* EXERCISE OBJECTIVE
All lines from the one containing "Parse this screenshot: output" to the end of the entries below should be output exactly as they appear. No other lines should be output.

Records from a dataset:
########

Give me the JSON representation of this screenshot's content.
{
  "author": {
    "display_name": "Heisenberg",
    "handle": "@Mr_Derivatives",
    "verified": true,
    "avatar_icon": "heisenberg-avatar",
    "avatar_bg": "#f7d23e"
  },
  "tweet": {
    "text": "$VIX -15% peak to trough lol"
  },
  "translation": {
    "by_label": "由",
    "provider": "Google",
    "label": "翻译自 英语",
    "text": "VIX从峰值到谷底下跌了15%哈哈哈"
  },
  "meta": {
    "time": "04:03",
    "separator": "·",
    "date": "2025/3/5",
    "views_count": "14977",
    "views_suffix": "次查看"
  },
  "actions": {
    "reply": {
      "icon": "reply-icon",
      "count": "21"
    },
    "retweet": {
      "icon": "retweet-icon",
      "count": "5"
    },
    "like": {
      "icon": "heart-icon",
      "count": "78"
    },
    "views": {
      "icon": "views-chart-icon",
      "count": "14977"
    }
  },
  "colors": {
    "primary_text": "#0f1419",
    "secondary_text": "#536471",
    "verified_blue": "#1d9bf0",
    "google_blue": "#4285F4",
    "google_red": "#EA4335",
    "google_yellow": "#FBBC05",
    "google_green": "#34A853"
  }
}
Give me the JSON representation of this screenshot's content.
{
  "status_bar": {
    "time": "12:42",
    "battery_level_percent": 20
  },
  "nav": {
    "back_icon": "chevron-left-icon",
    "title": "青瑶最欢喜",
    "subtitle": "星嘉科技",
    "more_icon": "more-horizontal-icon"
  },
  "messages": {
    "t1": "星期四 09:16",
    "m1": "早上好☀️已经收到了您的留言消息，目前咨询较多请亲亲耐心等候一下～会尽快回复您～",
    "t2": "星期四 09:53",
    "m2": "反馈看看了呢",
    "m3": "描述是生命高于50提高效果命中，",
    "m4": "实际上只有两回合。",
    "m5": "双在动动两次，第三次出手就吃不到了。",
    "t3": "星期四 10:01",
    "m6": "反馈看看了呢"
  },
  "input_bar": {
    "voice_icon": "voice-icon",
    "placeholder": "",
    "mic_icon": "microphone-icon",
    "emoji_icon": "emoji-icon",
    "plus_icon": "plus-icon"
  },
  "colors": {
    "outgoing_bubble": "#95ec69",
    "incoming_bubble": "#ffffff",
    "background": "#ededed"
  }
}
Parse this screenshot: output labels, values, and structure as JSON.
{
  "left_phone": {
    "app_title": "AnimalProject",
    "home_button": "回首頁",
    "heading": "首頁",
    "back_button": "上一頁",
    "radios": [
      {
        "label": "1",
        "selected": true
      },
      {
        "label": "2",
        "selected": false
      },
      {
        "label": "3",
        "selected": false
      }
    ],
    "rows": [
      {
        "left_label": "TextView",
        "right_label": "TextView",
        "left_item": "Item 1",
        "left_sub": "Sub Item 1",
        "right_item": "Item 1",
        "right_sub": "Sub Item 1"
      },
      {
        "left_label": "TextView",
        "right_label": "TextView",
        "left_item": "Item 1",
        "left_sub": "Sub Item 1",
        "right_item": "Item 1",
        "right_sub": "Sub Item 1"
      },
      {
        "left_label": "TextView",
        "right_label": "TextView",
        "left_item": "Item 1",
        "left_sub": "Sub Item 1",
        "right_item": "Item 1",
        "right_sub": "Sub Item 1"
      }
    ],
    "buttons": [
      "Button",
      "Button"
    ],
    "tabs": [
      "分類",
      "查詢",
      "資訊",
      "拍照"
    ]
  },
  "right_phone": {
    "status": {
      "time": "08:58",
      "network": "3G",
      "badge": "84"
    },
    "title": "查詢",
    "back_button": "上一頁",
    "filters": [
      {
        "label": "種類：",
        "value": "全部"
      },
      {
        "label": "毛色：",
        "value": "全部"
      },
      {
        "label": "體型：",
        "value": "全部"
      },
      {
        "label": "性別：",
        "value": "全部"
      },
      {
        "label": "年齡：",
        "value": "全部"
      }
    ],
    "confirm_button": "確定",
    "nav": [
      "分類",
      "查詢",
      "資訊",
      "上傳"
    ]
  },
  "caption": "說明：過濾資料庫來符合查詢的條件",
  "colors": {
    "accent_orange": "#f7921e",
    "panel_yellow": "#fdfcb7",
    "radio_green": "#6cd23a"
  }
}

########

* WRITTEN REPLY
Parse this screenshot: output labels, values, and structure as JSON.
{
  "left_phone": {
    "app_title": "AnimalProject",
    "home_button": "回首頁",
    "heading": "首頁",
    "back_button": "上一頁",
    "radios": [
      {
        "label": "1",
        "selected": true
      },
      {
        "label": "2",
        "selected": false
      },
      {
        "label": "3",
        "selected": false
      }
    ],
    "rows": [
      {
        "left_label": "TextView",
        "right_label": "TextView",
        "left_item": "Item 1",
        "left_sub": "Sub Item 1",
        "right_item": "Item 1",
        "right_sub": "Sub Item 1"
      },
      {
        "left_label": "TextView",
        "right_label": "TextView",
        "left_item": "Item 1",
        "left_sub": "Sub Item 1",
        "right_item": "Item 1",
        "right_sub": "Sub Item 1"
      },
      {
        "left_label": "TextView",
        "right_label": "TextView",
        "left_item": "Item 1",
        "left_sub": "Sub Item 1",
        "right_item": "Item 1",
        "right_sub": "Sub Item 1"
      }
    ],
    "buttons": [
      "Button",
      "Button"
    ],
    "tabs": [
      "分類",
      "查詢",
      "資訊",
      "拍照"
    ]
  },
  "right_phone": {
    "status": {
      "time": "08:58",
      "network": "3G",
      "badge": "84"
    },
    "title": "查詢",
    "back_button": "上一頁",
    "filters": [
      {
        "label": "種類：",
        "value": "全部"
      },
      {
        "label": "毛色：",
        "value": "全部"
      },
      {
        "label": "體型：",
        "value": "全部"
      },
      {
        "label": "性別：",
        "value": "全部"
      },
      {
        "label": "年齡：",
        "value": "全部"
      }
    ],
    "confirm_button": "確定",
    "nav": [
      "分類",
      "查詢",
      "資訊",
      "上傳"
    ]
  },
  "caption": "說明：過濾資料庫來符合查詢的條件",
  "colors": {
    "accent_orange": "#f7921e",
    "panel_yellow": "#fdfcb7",
    "radio_green": "#6cd23a"
  }
}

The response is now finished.